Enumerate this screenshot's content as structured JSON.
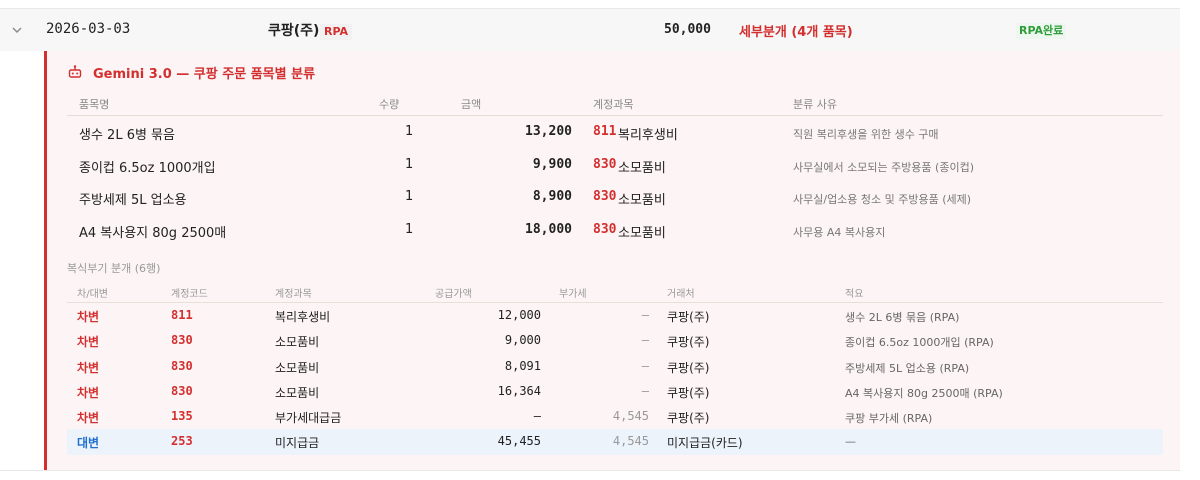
{
  "header_row": {
    "date": "2026-03-03",
    "vendor": "쿠팡(주)",
    "vendor_tag": "RPA",
    "amount": "50,000",
    "split_label": "세부분개 (4개 품목)",
    "status": "RPA완료"
  },
  "classification": {
    "title": "Gemini 3.0 — 쿠팡 주문 품목별 분류",
    "columns": {
      "name": "품목명",
      "qty": "수량",
      "amount": "금액",
      "account": "계정과목",
      "reason": "분류 사유"
    },
    "items": [
      {
        "name": "생수 2L 6병 묶음",
        "qty": "1",
        "amount": "13,200",
        "code": "811",
        "account": "복리후생비",
        "reason": "직원 복리후생을 위한 생수 구매"
      },
      {
        "name": "종이컵 6.5oz 1000개입",
        "qty": "1",
        "amount": "9,900",
        "code": "830",
        "account": "소모품비",
        "reason": "사무실에서 소모되는 주방용품 (종이컵)"
      },
      {
        "name": "주방세제 5L 업소용",
        "qty": "1",
        "amount": "8,900",
        "code": "830",
        "account": "소모품비",
        "reason": "사무실/업소용 청소 및 주방용품 (세제)"
      },
      {
        "name": "A4 복사용지 80g 2500매",
        "qty": "1",
        "amount": "18,000",
        "code": "830",
        "account": "소모품비",
        "reason": "사무용 A4 복사용지"
      }
    ]
  },
  "journal": {
    "title": "복식부기 분개 (6행)",
    "columns": {
      "side": "차/대변",
      "code": "계정코드",
      "account": "계정과목",
      "supply": "공급가액",
      "vat": "부가세",
      "party": "거래처",
      "memo": "적요"
    },
    "rows": [
      {
        "side": "차변",
        "type": "debit",
        "code": "811",
        "account": "복리후생비",
        "supply": "12,000",
        "vat": "—",
        "party": "쿠팡(주)",
        "memo": "생수 2L 6병 묶음 (RPA)"
      },
      {
        "side": "차변",
        "type": "debit",
        "code": "830",
        "account": "소모품비",
        "supply": "9,000",
        "vat": "—",
        "party": "쿠팡(주)",
        "memo": "종이컵 6.5oz 1000개입 (RPA)"
      },
      {
        "side": "차변",
        "type": "debit",
        "code": "830",
        "account": "소모품비",
        "supply": "8,091",
        "vat": "—",
        "party": "쿠팡(주)",
        "memo": "주방세제 5L 업소용 (RPA)"
      },
      {
        "side": "차변",
        "type": "debit",
        "code": "830",
        "account": "소모품비",
        "supply": "16,364",
        "vat": "—",
        "party": "쿠팡(주)",
        "memo": "A4 복사용지 80g 2500매 (RPA)"
      },
      {
        "side": "차변",
        "type": "debit",
        "code": "135",
        "account": "부가세대급금",
        "supply": "—",
        "vat": "4,545",
        "party": "쿠팡(주)",
        "memo": "쿠팡 부가세 (RPA)"
      },
      {
        "side": "대변",
        "type": "credit",
        "code": "253",
        "account": "미지급금",
        "supply": "45,455",
        "vat": "4,545",
        "party": "미지급금(카드)",
        "memo": "—"
      }
    ]
  },
  "colors": {
    "accent": "#d32f2f",
    "credit": "#1f6fd1",
    "success": "#2e9d3a",
    "panel_bg": "#fdf5f5"
  },
  "icons": {
    "expand": "chevron-down-icon",
    "ai": "robot-icon"
  }
}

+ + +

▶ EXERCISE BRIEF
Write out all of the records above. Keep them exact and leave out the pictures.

▶ ANSWER SECTION
Enumerate this screenshot's content as structured JSON.
{
  "header_row": {
    "date": "2026-03-03",
    "vendor": "쿠팡(주)",
    "vendor_tag": "RPA",
    "amount": "50,000",
    "split_label": "세부분개 (4개 품목)",
    "status": "RPA완료"
  },
  "classification": {
    "title": "Gemini 3.0 — 쿠팡 주문 품목별 분류",
    "columns": {
      "name": "품목명",
      "qty": "수량",
      "amount": "금액",
      "account": "계정과목",
      "reason": "분류 사유"
    },
    "items": [
      {
        "name": "생수 2L 6병 묶음",
        "qty": "1",
        "amount": "13,200",
        "code": "811",
        "account": "복리후생비",
        "reason": "직원 복리후생을 위한 생수 구매"
      },
      {
        "name": "종이컵 6.5oz 1000개입",
        "qty": "1",
        "amount": "9,900",
        "code": "830",
        "account": "소모품비",
        "reason": "사무실에서 소모되는 주방용품 (종이컵)"
      },
      {
        "name": "주방세제 5L 업소용",
        "qty": "1",
        "amount": "8,900",
        "code": "830",
        "account": "소모품비",
        "reason": "사무실/업소용 청소 및 주방용품 (세제)"
      },
      {
        "name": "A4 복사용지 80g 2500매",
        "qty": "1",
        "amount": "18,000",
        "code": "830",
        "account": "소모품비",
        "reason": "사무용 A4 복사용지"
      }
    ]
  },
  "journal": {
    "title": "복식부기 분개 (6행)",
    "columns": {
      "side": "차/대변",
      "code": "계정코드",
      "account": "계정과목",
      "supply": "공급가액",
      "vat": "부가세",
      "party": "거래처",
      "memo": "적요"
    },
    "rows": [
      {
        "side": "차변",
        "type": "debit",
        "code": "811",
        "account": "복리후생비",
        "supply": "12,000",
        "vat": "—",
        "party": "쿠팡(주)",
        "memo": "생수 2L 6병 묶음 (RPA)"
      },
      {
        "side": "차변",
        "type": "debit",
        "code": "830",
        "account": "소모품비",
        "supply": "9,000",
        "vat": "—",
        "party": "쿠팡(주)",
        "memo": "종이컵 6.5oz 1000개입 (RPA)"
      },
      {
        "side": "차변",
        "type": "debit",
        "code": "830",
        "account": "소모품비",
        "supply": "8,091",
        "vat": "—",
        "party": "쿠팡(주)",
        "memo": "주방세제 5L 업소용 (RPA)"
      },
      {
        "side": "차변",
        "type": "debit",
        "code": "830",
        "account": "소모품비",
        "supply": "16,364",
        "vat": "—",
        "party": "쿠팡(주)",
        "memo": "A4 복사용지 80g 2500매 (RPA)"
      },
      {
        "side": "차변",
        "type": "debit",
        "code": "135",
        "account": "부가세대급금",
        "supply": "—",
        "vat": "4,545",
        "party": "쿠팡(주)",
        "memo": "쿠팡 부가세 (RPA)"
      },
      {
        "side": "대변",
        "type": "credit",
        "code": "253",
        "account": "미지급금",
        "supply": "45,455",
        "vat": "4,545",
        "party": "미지급금(카드)",
        "memo": "—"
      }
    ]
  },
  "colors": {
    "accent": "#d32f2f",
    "credit": "#1f6fd1",
    "success": "#2e9d3a",
    "panel_bg": "#fdf5f5"
  },
  "icons": {
    "expand": "chevron-down-icon",
    "ai": "robot-icon"
  }
}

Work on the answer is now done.